Problem requirements >> Return every line of the records below verbatim, with no pictures in the copy.

(Data about app and page elements)
##########

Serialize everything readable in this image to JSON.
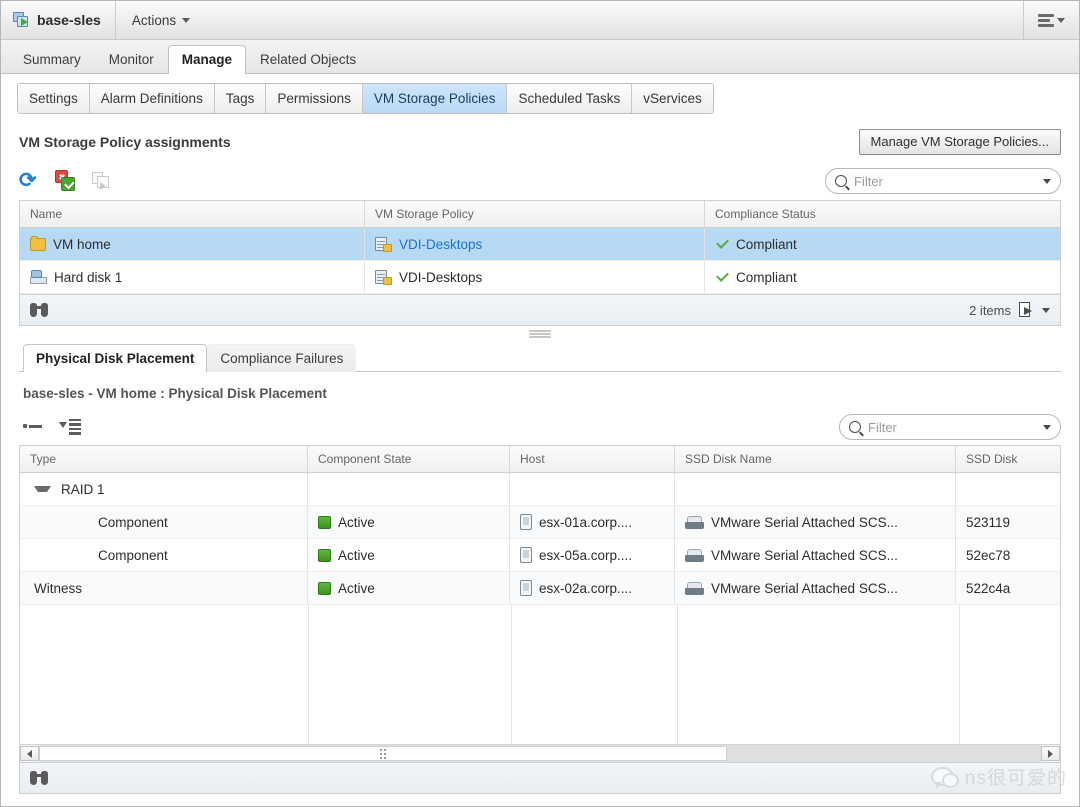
{
  "object_bar": {
    "object_name": "base-sles",
    "object_icon": "virtual-machine-icon",
    "actions_label": "Actions",
    "menu_icon": "filter-sort-menu-icon"
  },
  "primary_tabs": [
    {
      "label": "Summary",
      "selected": false
    },
    {
      "label": "Monitor",
      "selected": false
    },
    {
      "label": "Manage",
      "selected": true
    },
    {
      "label": "Related Objects",
      "selected": false
    }
  ],
  "secondary_tabs": [
    {
      "label": "Settings",
      "selected": false
    },
    {
      "label": "Alarm Definitions",
      "selected": false
    },
    {
      "label": "Tags",
      "selected": false
    },
    {
      "label": "Permissions",
      "selected": false
    },
    {
      "label": "VM Storage Policies",
      "selected": true
    },
    {
      "label": "Scheduled Tasks",
      "selected": false
    },
    {
      "label": "vServices",
      "selected": false
    }
  ],
  "upper_panel": {
    "title": "VM Storage Policy assignments",
    "manage_button": "Manage VM Storage Policies...",
    "toolbar": {
      "refresh_icon": "refresh-icon",
      "check_compliance_icon": "check-compliance-icon",
      "edit_assignment_icon": "edit-vm-storage-policies-icon"
    },
    "filter": {
      "placeholder": "Filter",
      "value": "",
      "search_icon": "search-icon",
      "dropdown_icon": "chevron-down-icon"
    },
    "columns": [
      "Name",
      "VM Storage Policy",
      "Compliance Status"
    ],
    "rows": [
      {
        "name": "VM home",
        "name_icon": "folder-icon",
        "policy": "VDI-Desktops",
        "policy_icon": "storage-policy-icon",
        "status": "Compliant",
        "status_icon": "green-check-icon",
        "selected": true
      },
      {
        "name": "Hard disk 1",
        "name_icon": "hard-disk-icon",
        "policy": "VDI-Desktops",
        "policy_icon": "storage-policy-icon",
        "status": "Compliant",
        "status_icon": "green-check-icon",
        "selected": false
      }
    ],
    "footer": {
      "find_icon": "binoculars-icon",
      "item_count": "2 items",
      "export_icon": "export-icon",
      "export_caret": "chevron-down-icon"
    }
  },
  "lower_panel": {
    "tabs": [
      {
        "label": "Physical Disk Placement",
        "selected": true
      },
      {
        "label": "Compliance Failures",
        "selected": false
      }
    ],
    "breadcrumb": "base-sles - VM home : Physical Disk Placement",
    "toolbar": {
      "collapse_all_icon": "collapse-all-icon",
      "expand_all_icon": "expand-all-icon"
    },
    "filter": {
      "placeholder": "Filter",
      "value": "",
      "search_icon": "search-icon",
      "dropdown_icon": "chevron-down-icon"
    },
    "columns": [
      "Type",
      "Component State",
      "Host",
      "SSD Disk Name",
      "SSD Disk"
    ],
    "rows": [
      {
        "type": "RAID 1",
        "is_group": true,
        "expanded": true,
        "state": "",
        "host": "",
        "ssd_disk_name": "",
        "ssd_disk": ""
      },
      {
        "type": "Component",
        "is_group": false,
        "indent": true,
        "state": "Active",
        "state_icon": "green-square-icon",
        "host": "esx-01a.corp....",
        "host_icon": "host-icon",
        "ssd_disk_name": "VMware Serial Attached SCS...",
        "ssd_disk_icon": "ssd-disk-icon",
        "ssd_disk": "523119"
      },
      {
        "type": "Component",
        "is_group": false,
        "indent": true,
        "state": "Active",
        "state_icon": "green-square-icon",
        "host": "esx-05a.corp....",
        "host_icon": "host-icon",
        "ssd_disk_name": "VMware Serial Attached SCS...",
        "ssd_disk_icon": "ssd-disk-icon",
        "ssd_disk": "52ec78"
      },
      {
        "type": "Witness",
        "is_group": false,
        "indent": false,
        "state": "Active",
        "state_icon": "green-square-icon",
        "host": "esx-02a.corp....",
        "host_icon": "host-icon",
        "ssd_disk_name": "VMware Serial Attached SCS...",
        "ssd_disk_icon": "ssd-disk-icon",
        "ssd_disk": "522c4a"
      }
    ],
    "hscroll": {
      "left_arrow_icon": "scroll-left-icon",
      "right_arrow_icon": "scroll-right-icon"
    },
    "footer": {
      "find_icon": "binoculars-icon"
    }
  },
  "watermark": {
    "text": "ns很可爱的",
    "logo_icon": "wechat-icon"
  },
  "colors": {
    "selected_row": "#b6d9f4",
    "selected_tab": "#b9d9f8",
    "link": "#1f6fd0",
    "compliant_green": "#5aa93a",
    "active_green": "#3f8f22",
    "refresh_blue": "#1f7fd0"
  }
}
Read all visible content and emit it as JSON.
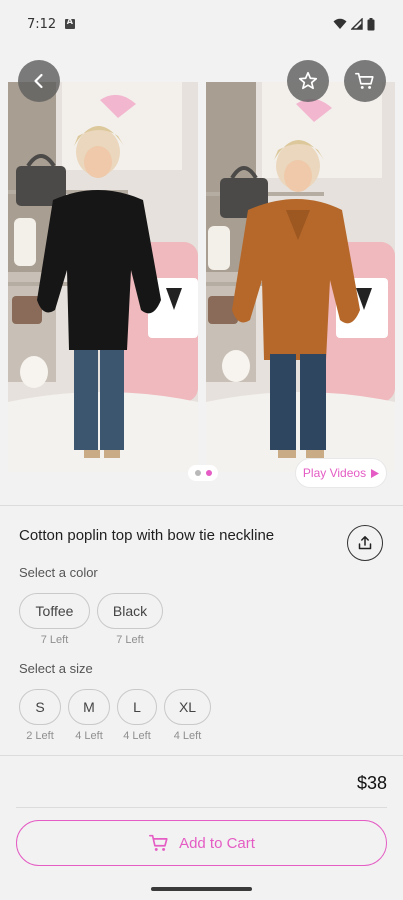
{
  "status_bar": {
    "time": "7:12"
  },
  "gallery": {
    "play_videos_label": "Play Videos",
    "page_count": 2,
    "active_page": 2
  },
  "product": {
    "title": "Cotton poplin top with bow tie neckline",
    "price": "$38"
  },
  "color_selector": {
    "label": "Select a color",
    "options": [
      {
        "name": "Toffee",
        "stock": "7 Left"
      },
      {
        "name": "Black",
        "stock": "7 Left"
      }
    ]
  },
  "size_selector": {
    "label": "Select a size",
    "options": [
      {
        "name": "S",
        "stock": "2 Left"
      },
      {
        "name": "M",
        "stock": "4 Left"
      },
      {
        "name": "L",
        "stock": "4 Left"
      },
      {
        "name": "XL",
        "stock": "4 Left"
      }
    ]
  },
  "actions": {
    "add_to_cart_label": "Add to Cart"
  },
  "colors": {
    "accent": "#e45cc4",
    "background": "#f2f2f2"
  }
}
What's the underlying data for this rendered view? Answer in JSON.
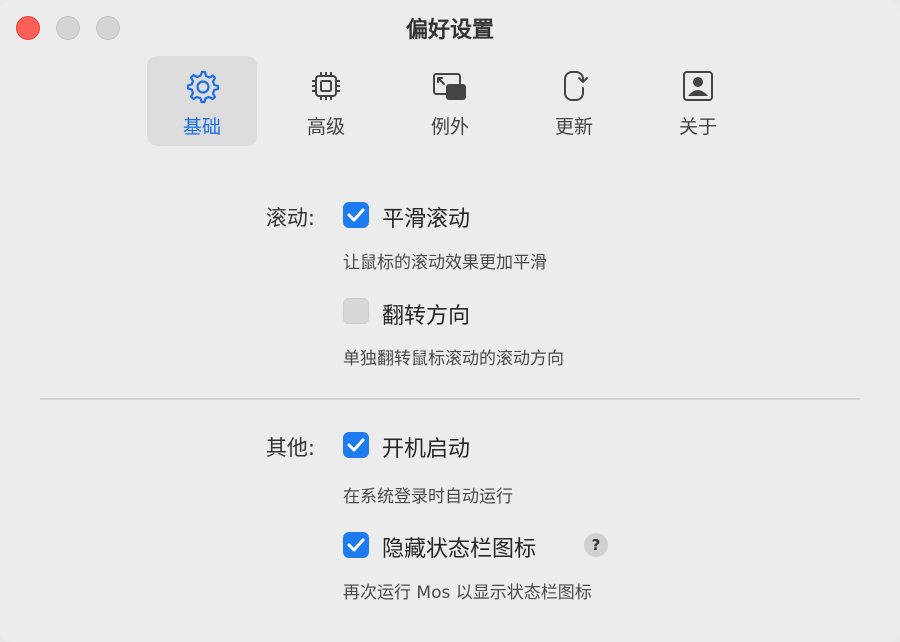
{
  "window": {
    "title": "偏好设置"
  },
  "tabs": [
    {
      "label": "基础",
      "icon": "gear-icon",
      "active": true
    },
    {
      "label": "高级",
      "icon": "cpu-icon",
      "active": false
    },
    {
      "label": "例外",
      "icon": "exception-window-icon",
      "active": false
    },
    {
      "label": "更新",
      "icon": "update-icon",
      "active": false
    },
    {
      "label": "关于",
      "icon": "person-icon",
      "active": false
    }
  ],
  "scroll": {
    "label": "滚动:",
    "smooth": {
      "label": "平滑滚动",
      "checked": true,
      "desc": "让鼠标的滚动效果更加平滑"
    },
    "reverse": {
      "label": "翻转方向",
      "checked": false,
      "desc": "单独翻转鼠标滚动的滚动方向"
    }
  },
  "other": {
    "label": "其他:",
    "launch": {
      "label": "开机启动",
      "checked": true,
      "desc": "在系统登录时自动运行"
    },
    "hide_icon": {
      "label": "隐藏状态栏图标",
      "checked": true,
      "desc": "再次运行 Mos 以显示状态栏图标",
      "help": "?"
    }
  },
  "colors": {
    "accent": "#1e7cf0",
    "close": "#fe5f57"
  }
}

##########

Answer below >>
Serialize everything readable in this image to JSON.
{
  "object_bar": {
    "object_name": "base-sles",
    "object_icon": "virtual-machine-icon",
    "actions_label": "Actions",
    "menu_icon": "filter-sort-menu-icon"
  },
  "primary_tabs": [
    {
      "label": "Summary",
      "selected": false
    },
    {
      "label": "Monitor",
      "selected": false
    },
    {
      "label": "Manage",
      "selected": true
    },
    {
      "label": "Related Objects",
      "selected": false
    }
  ],
  "secondary_tabs": [
    {
      "label": "Settings",
      "selected": false
    },
    {
      "label": "Alarm Definitions",
      "selected": false
    },
    {
      "label": "Tags",
      "selected": false
    },
    {
      "label": "Permissions",
      "selected": false
    },
    {
      "label": "VM Storage Policies",
      "selected": true
    },
    {
      "label": "Scheduled Tasks",
      "selected": false
    },
    {
      "label": "vServices",
      "selected": false
    }
  ],
  "upper_panel": {
    "title": "VM Storage Policy assignments",
    "manage_button": "Manage VM Storage Policies...",
    "toolbar": {
      "refresh_icon": "refresh-icon",
      "check_compliance_icon": "check-compliance-icon",
      "edit_assignment_icon": "edit-vm-storage-policies-icon"
    },
    "filter": {
      "placeholder": "Filter",
      "value": "",
      "search_icon": "search-icon",
      "dropdown_icon": "chevron-down-icon"
    },
    "columns": [
      "Name",
      "VM Storage Policy",
      "Compliance Status"
    ],
    "rows": [
      {
        "name": "VM home",
        "name_icon": "folder-icon",
        "policy": "VDI-Desktops",
        "policy_icon": "storage-policy-icon",
        "status": "Compliant",
        "status_icon": "green-check-icon",
        "selected": true
      },
      {
        "name": "Hard disk 1",
        "name_icon": "hard-disk-icon",
        "policy": "VDI-Desktops",
        "policy_icon": "storage-policy-icon",
        "status": "Compliant",
        "status_icon": "green-check-icon",
        "selected": false
      }
    ],
    "footer": {
      "find_icon": "binoculars-icon",
      "item_count": "2 items",
      "export_icon": "export-icon",
      "export_caret": "chevron-down-icon"
    }
  },
  "lower_panel": {
    "tabs": [
      {
        "label": "Physical Disk Placement",
        "selected": true
      },
      {
        "label": "Compliance Failures",
        "selected": false
      }
    ],
    "breadcrumb": "base-sles - VM home : Physical Disk Placement",
    "toolbar": {
      "collapse_all_icon": "collapse-all-icon",
      "expand_all_icon": "expand-all-icon"
    },
    "filter": {
      "placeholder": "Filter",
      "value": "",
      "search_icon": "search-icon",
      "dropdown_icon": "chevron-down-icon"
    },
    "columns": [
      "Type",
      "Component State",
      "Host",
      "SSD Disk Name",
      "SSD Disk"
    ],
    "rows": [
      {
        "type": "RAID 1",
        "is_group": true,
        "expanded": true,
        "state": "",
        "host": "",
        "ssd_disk_name": "",
        "ssd_disk": ""
      },
      {
        "type": "Component",
        "is_group": false,
        "indent": true,
        "state": "Active",
        "state_icon": "green-square-icon",
        "host": "esx-01a.corp....",
        "host_icon": "host-icon",
        "ssd_disk_name": "VMware Serial Attached SCS...",
        "ssd_disk_icon": "ssd-disk-icon",
        "ssd_disk": "523119"
      },
      {
        "type": "Component",
        "is_group": false,
        "indent": true,
        "state": "Active",
        "state_icon": "green-square-icon",
        "host": "esx-05a.corp....",
        "host_icon": "host-icon",
        "ssd_disk_name": "VMware Serial Attached SCS...",
        "ssd_disk_icon": "ssd-disk-icon",
        "ssd_disk": "52ec78"
      },
      {
        "type": "Witness",
        "is_group": false,
        "indent": false,
        "state": "Active",
        "state_icon": "green-square-icon",
        "host": "esx-02a.corp....",
        "host_icon": "host-icon",
        "ssd_disk_name": "VMware Serial Attached SCS...",
        "ssd_disk_icon": "ssd-disk-icon",
        "ssd_disk": "522c4a"
      }
    ],
    "hscroll": {
      "left_arrow_icon": "scroll-left-icon",
      "right_arrow_icon": "scroll-right-icon"
    },
    "footer": {
      "find_icon": "binoculars-icon"
    }
  },
  "watermark": {
    "text": "ns很可爱的",
    "logo_icon": "wechat-icon"
  },
  "colors": {
    "selected_row": "#b6d9f4",
    "selected_tab": "#b9d9f8",
    "link": "#1f6fd0",
    "compliant_green": "#5aa93a",
    "active_green": "#3f8f22",
    "refresh_blue": "#1f7fd0"
  }
}
Read all visible content and emit it as JSON.
{
  "status_bar": {
    "time": "7:12"
  },
  "gallery": {
    "play_videos_label": "Play Videos",
    "page_count": 2,
    "active_page": 2
  },
  "product": {
    "title": "Cotton poplin top with bow tie neckline",
    "price": "$38"
  },
  "color_selector": {
    "label": "Select a color",
    "options": [
      {
        "name": "Toffee",
        "stock": "7 Left"
      },
      {
        "name": "Black",
        "stock": "7 Left"
      }
    ]
  },
  "size_selector": {
    "label": "Select a size",
    "options": [
      {
        "name": "S",
        "stock": "2 Left"
      },
      {
        "name": "M",
        "stock": "4 Left"
      },
      {
        "name": "L",
        "stock": "4 Left"
      },
      {
        "name": "XL",
        "stock": "4 Left"
      }
    ]
  },
  "actions": {
    "add_to_cart_label": "Add to Cart"
  },
  "colors": {
    "accent": "#e45cc4",
    "background": "#f2f2f2"
  }
}
What's the underlying data for this rendered view? Answer in JSON.
{
  "window": {
    "title": "偏好设置"
  },
  "tabs": [
    {
      "label": "基础",
      "icon": "gear-icon",
      "active": true
    },
    {
      "label": "高级",
      "icon": "cpu-icon",
      "active": false
    },
    {
      "label": "例外",
      "icon": "exception-window-icon",
      "active": false
    },
    {
      "label": "更新",
      "icon": "update-icon",
      "active": false
    },
    {
      "label": "关于",
      "icon": "person-icon",
      "active": false
    }
  ],
  "scroll": {
    "label": "滚动:",
    "smooth": {
      "label": "平滑滚动",
      "checked": true,
      "desc": "让鼠标的滚动效果更加平滑"
    },
    "reverse": {
      "label": "翻转方向",
      "checked": false,
      "desc": "单独翻转鼠标滚动的滚动方向"
    }
  },
  "other": {
    "label": "其他:",
    "launch": {
      "label": "开机启动",
      "checked": true,
      "desc": "在系统登录时自动运行"
    },
    "hide_icon": {
      "label": "隐藏状态栏图标",
      "checked": true,
      "desc": "再次运行 Mos 以显示状态栏图标",
      "help": "?"
    }
  },
  "colors": {
    "accent": "#1e7cf0",
    "close": "#fe5f57"
  }
}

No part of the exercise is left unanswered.